>>
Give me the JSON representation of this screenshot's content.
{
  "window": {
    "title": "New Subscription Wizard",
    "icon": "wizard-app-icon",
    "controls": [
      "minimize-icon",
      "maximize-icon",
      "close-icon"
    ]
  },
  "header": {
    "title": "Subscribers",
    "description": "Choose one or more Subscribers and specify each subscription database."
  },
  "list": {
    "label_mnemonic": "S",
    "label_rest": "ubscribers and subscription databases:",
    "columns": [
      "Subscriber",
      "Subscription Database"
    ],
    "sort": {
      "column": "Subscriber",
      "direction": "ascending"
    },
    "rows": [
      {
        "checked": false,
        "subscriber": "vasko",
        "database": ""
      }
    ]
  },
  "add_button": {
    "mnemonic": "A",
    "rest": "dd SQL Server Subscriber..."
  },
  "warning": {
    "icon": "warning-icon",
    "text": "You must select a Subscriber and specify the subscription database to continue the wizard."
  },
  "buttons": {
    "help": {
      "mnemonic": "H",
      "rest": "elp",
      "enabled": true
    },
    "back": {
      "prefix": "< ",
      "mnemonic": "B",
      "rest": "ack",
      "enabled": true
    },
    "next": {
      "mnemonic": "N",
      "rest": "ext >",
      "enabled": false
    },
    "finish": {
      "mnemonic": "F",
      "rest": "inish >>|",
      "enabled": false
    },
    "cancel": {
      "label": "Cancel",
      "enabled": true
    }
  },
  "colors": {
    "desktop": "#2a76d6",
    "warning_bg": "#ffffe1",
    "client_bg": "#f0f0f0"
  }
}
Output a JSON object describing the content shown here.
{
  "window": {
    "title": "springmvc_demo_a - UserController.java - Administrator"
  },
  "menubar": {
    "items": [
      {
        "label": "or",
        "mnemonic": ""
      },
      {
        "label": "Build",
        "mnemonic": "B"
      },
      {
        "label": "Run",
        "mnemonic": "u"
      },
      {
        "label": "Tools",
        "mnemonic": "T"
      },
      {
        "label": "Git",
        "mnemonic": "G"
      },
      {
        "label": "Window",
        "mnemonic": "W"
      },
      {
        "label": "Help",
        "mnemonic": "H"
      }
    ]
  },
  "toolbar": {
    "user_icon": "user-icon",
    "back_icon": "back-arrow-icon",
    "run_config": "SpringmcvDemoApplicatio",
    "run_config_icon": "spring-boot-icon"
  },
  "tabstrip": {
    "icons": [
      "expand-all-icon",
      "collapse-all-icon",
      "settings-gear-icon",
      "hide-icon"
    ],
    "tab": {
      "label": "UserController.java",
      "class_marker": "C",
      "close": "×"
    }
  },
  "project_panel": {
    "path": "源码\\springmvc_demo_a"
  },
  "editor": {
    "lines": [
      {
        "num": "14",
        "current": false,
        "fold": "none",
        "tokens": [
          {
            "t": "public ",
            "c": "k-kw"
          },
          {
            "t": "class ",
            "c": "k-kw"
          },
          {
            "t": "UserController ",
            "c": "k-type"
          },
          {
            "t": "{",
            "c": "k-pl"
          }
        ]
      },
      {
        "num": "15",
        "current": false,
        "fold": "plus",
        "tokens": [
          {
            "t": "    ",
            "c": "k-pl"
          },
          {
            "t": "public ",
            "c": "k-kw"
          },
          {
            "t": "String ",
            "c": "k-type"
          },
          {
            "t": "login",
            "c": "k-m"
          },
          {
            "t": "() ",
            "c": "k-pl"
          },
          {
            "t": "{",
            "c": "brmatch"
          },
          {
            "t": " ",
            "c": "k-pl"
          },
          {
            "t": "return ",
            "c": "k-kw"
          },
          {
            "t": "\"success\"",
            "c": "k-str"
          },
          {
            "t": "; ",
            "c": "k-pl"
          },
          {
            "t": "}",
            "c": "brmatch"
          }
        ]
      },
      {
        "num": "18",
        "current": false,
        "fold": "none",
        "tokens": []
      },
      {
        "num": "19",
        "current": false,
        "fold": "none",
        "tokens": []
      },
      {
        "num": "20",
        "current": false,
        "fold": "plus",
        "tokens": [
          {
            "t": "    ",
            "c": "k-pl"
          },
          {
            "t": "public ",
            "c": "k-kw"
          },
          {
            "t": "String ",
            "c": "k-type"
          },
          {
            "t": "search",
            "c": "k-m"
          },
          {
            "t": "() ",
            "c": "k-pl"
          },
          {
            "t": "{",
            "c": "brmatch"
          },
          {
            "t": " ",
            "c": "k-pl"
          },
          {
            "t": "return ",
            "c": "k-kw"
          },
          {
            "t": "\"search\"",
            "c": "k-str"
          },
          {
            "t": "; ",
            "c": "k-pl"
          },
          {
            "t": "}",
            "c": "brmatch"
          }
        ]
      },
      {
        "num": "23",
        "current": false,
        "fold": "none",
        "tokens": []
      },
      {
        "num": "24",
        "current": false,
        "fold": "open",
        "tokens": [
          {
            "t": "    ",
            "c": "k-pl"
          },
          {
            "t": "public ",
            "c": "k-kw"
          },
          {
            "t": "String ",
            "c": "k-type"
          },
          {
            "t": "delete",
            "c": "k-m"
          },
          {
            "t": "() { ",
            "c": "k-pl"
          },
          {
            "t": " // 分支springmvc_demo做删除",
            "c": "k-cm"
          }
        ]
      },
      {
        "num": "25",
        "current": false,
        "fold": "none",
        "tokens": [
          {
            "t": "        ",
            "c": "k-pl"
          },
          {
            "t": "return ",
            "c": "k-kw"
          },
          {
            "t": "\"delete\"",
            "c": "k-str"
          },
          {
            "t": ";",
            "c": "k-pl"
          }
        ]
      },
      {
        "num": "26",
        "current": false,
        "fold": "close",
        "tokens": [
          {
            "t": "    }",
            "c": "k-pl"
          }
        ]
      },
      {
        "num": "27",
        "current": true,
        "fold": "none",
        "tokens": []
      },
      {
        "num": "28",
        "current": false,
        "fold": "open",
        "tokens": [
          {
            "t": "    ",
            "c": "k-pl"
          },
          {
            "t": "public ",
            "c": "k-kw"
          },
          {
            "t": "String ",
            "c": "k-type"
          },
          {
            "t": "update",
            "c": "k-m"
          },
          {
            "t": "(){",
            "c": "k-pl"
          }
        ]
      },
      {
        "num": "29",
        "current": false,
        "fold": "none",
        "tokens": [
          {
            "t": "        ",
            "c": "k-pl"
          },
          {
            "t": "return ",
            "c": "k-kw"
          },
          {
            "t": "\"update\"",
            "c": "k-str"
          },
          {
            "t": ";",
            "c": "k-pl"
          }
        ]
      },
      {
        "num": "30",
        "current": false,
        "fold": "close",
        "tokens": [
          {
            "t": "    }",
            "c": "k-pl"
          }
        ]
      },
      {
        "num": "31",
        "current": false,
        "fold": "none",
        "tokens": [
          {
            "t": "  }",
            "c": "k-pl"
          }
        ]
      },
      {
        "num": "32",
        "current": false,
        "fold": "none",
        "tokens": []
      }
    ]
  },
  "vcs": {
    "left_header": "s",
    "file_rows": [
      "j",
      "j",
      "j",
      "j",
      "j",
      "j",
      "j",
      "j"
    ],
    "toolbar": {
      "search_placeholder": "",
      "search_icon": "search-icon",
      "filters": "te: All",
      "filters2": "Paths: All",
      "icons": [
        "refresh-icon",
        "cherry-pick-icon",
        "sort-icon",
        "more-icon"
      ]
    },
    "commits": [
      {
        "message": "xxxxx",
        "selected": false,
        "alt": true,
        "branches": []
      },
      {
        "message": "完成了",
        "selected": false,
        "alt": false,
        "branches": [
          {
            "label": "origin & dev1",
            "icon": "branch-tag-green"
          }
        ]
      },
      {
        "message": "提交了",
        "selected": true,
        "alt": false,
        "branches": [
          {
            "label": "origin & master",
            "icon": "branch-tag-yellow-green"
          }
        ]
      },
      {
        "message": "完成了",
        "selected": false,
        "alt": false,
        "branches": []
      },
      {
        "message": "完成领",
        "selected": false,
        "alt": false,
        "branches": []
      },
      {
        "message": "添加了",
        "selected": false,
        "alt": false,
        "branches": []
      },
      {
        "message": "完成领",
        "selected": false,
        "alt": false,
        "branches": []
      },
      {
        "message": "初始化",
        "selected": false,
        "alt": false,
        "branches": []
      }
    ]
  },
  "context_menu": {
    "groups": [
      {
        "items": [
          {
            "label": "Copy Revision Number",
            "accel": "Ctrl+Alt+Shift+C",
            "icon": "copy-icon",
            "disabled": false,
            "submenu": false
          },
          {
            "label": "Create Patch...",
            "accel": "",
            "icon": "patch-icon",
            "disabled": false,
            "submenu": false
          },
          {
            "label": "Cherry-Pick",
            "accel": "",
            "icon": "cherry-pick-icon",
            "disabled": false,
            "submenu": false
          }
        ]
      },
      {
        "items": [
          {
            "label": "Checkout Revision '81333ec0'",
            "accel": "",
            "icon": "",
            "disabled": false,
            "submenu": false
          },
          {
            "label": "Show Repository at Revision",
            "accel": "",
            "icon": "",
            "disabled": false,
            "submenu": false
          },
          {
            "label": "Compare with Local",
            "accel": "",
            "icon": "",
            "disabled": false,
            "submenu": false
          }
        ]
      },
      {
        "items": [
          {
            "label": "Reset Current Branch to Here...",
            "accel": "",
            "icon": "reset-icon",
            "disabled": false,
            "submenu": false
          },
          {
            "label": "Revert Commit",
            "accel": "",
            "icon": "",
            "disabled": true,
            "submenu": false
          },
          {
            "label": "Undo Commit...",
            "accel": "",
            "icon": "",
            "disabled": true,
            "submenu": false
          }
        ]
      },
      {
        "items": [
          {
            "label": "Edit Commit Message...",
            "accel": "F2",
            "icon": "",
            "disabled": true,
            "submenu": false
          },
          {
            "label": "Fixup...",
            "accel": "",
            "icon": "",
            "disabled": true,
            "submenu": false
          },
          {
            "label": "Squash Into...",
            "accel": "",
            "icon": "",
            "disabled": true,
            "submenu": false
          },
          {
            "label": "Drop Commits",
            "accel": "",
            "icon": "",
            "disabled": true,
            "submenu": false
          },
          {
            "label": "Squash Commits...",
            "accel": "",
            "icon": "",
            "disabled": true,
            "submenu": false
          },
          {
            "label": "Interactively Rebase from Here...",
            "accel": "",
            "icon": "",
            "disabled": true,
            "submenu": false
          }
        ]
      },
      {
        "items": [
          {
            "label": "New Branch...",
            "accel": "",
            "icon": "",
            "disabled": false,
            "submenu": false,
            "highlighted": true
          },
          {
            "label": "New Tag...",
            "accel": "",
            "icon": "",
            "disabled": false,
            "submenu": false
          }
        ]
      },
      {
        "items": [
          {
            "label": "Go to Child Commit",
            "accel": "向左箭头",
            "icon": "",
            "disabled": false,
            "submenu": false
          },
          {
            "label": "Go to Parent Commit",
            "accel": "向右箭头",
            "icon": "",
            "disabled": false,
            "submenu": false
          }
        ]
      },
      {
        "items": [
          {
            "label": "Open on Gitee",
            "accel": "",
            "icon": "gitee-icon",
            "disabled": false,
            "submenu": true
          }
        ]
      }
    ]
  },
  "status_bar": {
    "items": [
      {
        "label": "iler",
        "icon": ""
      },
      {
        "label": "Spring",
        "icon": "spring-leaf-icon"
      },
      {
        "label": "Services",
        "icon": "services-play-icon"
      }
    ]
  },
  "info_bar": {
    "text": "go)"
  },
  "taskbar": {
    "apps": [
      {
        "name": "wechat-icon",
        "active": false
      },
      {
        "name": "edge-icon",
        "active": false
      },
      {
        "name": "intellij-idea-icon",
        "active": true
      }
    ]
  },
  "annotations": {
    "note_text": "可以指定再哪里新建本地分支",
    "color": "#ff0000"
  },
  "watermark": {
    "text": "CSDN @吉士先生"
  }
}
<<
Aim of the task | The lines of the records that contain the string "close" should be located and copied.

Result below |
      "close-icon"
      "close": "×"
        "fold": "close",
        "fold": "close",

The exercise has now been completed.